* Exercise directions
Find every line below where the string "icon" shows up, and copy those lines.

Dataset entries:
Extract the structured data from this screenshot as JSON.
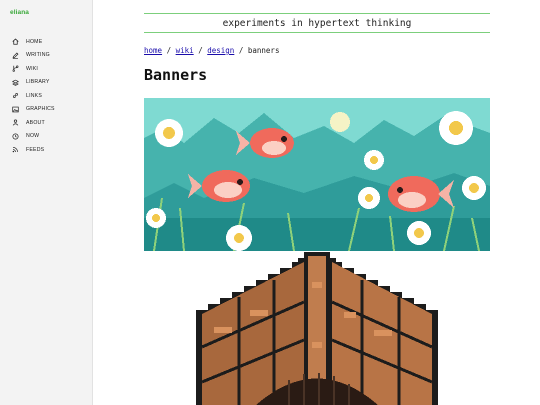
{
  "sidebar": {
    "brand": "eliana",
    "items": [
      {
        "label": "HOME",
        "icon": "home-icon"
      },
      {
        "label": "WRITING",
        "icon": "pen-icon"
      },
      {
        "label": "WIKI",
        "icon": "branch-icon"
      },
      {
        "label": "LIBRARY",
        "icon": "stack-icon"
      },
      {
        "label": "LINKS",
        "icon": "link-icon"
      },
      {
        "label": "GRAPHICS",
        "icon": "image-icon"
      },
      {
        "label": "ABOUT",
        "icon": "person-icon"
      },
      {
        "label": "NOW",
        "icon": "clock-icon"
      },
      {
        "label": "FEEDS",
        "icon": "rss-icon"
      }
    ]
  },
  "header": {
    "tagline": "experiments in hypertext thinking"
  },
  "breadcrumb": {
    "home": "home",
    "wiki": "wiki",
    "design": "design",
    "current": "banners",
    "sep": "/"
  },
  "page": {
    "title": "Banners"
  },
  "colors": {
    "accent": "#3aa83a",
    "link": "#1a0dab",
    "rule": "#7ccf7c"
  }
}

* Task answer
        "icon": "home-icon"
        "icon": "pen-icon"
        "icon": "branch-icon"
        "icon": "stack-icon"
        "icon": "link-icon"
        "icon": "image-icon"
        "icon": "person-icon"
        "icon": "clock-icon"
        "icon": "rss-icon"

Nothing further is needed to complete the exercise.